Task:
For the records below, report how many lines include the word "SHIVPURI". Only the number should appear.

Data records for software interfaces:
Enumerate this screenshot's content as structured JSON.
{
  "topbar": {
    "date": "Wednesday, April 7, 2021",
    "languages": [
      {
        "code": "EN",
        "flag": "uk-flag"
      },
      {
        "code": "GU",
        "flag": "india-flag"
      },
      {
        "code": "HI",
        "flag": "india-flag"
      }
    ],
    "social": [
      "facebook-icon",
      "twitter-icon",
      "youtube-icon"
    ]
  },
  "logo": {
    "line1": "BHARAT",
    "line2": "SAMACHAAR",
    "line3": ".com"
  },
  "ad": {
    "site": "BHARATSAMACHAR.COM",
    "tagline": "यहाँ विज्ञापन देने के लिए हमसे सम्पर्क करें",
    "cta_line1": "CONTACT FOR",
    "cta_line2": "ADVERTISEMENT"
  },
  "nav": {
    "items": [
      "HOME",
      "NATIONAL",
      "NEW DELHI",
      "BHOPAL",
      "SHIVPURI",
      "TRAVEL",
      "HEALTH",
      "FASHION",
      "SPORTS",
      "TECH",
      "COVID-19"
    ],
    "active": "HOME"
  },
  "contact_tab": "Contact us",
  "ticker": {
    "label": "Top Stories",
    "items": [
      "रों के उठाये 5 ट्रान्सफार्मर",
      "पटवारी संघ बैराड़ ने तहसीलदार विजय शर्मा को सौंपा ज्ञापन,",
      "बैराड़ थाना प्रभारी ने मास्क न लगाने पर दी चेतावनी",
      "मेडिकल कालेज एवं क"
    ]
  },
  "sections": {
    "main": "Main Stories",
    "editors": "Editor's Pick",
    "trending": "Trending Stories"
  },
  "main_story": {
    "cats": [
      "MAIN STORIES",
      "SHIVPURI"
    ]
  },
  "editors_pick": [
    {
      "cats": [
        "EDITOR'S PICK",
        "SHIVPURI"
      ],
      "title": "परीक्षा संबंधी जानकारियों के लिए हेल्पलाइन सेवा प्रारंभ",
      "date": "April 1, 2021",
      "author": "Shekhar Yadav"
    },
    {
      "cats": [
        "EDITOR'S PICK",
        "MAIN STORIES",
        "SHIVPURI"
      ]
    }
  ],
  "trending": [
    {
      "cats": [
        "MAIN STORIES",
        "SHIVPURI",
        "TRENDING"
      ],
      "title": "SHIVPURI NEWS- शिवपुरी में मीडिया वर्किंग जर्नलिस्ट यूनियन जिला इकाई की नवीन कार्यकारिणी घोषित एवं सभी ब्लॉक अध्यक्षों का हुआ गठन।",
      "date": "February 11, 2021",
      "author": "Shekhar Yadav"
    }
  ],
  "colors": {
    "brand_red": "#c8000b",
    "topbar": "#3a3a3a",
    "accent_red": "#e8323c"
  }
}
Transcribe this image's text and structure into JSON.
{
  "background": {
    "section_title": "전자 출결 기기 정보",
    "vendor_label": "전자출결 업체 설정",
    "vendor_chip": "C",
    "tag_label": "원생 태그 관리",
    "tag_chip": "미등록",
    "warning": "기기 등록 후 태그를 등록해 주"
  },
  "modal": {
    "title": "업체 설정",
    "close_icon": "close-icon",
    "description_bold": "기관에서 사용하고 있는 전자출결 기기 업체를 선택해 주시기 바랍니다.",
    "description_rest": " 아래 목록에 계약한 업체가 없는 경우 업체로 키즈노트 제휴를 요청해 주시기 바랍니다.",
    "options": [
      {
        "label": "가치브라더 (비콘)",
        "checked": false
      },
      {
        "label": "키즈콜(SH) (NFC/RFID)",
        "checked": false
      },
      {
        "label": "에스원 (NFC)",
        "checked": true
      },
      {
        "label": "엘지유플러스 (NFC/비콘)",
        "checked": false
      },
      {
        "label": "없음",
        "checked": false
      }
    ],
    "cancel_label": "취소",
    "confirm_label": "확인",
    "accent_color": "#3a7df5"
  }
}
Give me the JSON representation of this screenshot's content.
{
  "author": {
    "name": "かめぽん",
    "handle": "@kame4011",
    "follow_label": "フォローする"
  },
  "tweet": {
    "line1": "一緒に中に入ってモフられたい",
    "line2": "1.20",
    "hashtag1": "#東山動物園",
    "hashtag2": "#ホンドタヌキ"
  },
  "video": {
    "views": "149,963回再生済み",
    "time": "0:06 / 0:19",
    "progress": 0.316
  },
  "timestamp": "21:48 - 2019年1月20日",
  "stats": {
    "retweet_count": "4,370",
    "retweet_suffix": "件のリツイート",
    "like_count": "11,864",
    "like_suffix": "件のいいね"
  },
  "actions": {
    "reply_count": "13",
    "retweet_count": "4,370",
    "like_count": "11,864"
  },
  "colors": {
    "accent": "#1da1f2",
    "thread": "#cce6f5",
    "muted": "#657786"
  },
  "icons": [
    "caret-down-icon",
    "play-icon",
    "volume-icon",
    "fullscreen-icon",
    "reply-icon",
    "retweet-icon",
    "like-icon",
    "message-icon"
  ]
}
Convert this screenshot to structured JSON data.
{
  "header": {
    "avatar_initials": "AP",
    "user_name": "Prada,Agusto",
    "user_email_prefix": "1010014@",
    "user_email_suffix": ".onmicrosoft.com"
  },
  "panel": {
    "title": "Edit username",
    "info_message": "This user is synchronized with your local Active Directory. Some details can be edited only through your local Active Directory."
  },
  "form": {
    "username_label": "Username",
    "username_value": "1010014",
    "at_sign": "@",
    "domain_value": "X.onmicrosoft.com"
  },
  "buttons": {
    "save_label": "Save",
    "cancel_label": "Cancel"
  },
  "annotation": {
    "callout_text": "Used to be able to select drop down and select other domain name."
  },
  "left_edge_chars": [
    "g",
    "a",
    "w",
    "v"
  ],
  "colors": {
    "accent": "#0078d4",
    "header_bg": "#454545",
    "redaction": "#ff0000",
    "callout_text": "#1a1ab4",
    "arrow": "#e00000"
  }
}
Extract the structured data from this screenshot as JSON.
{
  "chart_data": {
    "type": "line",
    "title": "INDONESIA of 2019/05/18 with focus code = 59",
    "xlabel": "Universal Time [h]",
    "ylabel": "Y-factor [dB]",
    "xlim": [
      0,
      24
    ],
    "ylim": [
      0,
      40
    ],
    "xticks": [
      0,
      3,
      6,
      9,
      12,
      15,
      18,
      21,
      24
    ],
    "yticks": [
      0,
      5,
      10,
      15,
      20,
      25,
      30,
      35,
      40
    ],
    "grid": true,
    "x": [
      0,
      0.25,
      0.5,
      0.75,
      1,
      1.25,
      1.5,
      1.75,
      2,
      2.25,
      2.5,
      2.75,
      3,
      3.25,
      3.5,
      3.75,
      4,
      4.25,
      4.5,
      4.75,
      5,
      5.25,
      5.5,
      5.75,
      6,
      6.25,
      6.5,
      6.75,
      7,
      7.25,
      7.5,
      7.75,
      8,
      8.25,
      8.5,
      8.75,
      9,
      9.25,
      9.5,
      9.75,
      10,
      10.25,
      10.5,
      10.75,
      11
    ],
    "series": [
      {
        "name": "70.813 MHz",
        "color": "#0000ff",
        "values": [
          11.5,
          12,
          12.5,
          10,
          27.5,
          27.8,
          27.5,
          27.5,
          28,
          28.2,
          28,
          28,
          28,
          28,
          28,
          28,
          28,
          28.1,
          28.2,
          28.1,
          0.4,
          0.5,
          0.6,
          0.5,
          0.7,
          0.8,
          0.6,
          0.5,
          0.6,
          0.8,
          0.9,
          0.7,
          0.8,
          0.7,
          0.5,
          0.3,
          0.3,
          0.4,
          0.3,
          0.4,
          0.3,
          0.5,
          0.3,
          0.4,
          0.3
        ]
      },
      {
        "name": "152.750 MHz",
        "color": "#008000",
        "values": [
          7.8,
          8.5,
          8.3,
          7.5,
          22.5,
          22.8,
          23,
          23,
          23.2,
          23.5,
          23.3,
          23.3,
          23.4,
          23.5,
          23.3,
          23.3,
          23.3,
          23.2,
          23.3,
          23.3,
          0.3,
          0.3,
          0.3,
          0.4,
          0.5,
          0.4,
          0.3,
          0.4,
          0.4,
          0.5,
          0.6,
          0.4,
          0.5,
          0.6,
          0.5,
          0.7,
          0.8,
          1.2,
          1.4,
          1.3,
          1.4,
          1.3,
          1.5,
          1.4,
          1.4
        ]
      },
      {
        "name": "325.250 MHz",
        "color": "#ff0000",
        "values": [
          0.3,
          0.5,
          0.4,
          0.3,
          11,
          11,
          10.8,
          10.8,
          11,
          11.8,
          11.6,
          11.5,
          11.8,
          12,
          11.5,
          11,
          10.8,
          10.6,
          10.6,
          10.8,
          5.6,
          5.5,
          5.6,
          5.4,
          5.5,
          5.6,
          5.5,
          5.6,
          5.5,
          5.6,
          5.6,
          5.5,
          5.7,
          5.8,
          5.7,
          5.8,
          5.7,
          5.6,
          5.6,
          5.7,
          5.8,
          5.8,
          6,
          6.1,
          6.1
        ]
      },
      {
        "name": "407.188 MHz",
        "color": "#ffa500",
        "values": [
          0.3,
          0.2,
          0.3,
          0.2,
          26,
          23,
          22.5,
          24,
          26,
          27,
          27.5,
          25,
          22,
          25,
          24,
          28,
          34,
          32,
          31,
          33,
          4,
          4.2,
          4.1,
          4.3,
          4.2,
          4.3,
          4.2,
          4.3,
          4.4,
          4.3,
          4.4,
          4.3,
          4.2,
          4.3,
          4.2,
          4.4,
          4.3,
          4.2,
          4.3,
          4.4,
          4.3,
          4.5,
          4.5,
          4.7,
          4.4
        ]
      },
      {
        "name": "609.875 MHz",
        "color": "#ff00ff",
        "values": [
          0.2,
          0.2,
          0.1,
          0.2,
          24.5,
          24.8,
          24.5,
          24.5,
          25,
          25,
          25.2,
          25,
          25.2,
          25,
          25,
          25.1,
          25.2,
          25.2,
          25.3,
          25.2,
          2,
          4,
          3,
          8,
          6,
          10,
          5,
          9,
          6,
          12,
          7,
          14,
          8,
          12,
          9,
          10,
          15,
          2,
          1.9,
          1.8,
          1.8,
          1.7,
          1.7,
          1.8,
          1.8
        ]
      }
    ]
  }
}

Exercise response:
6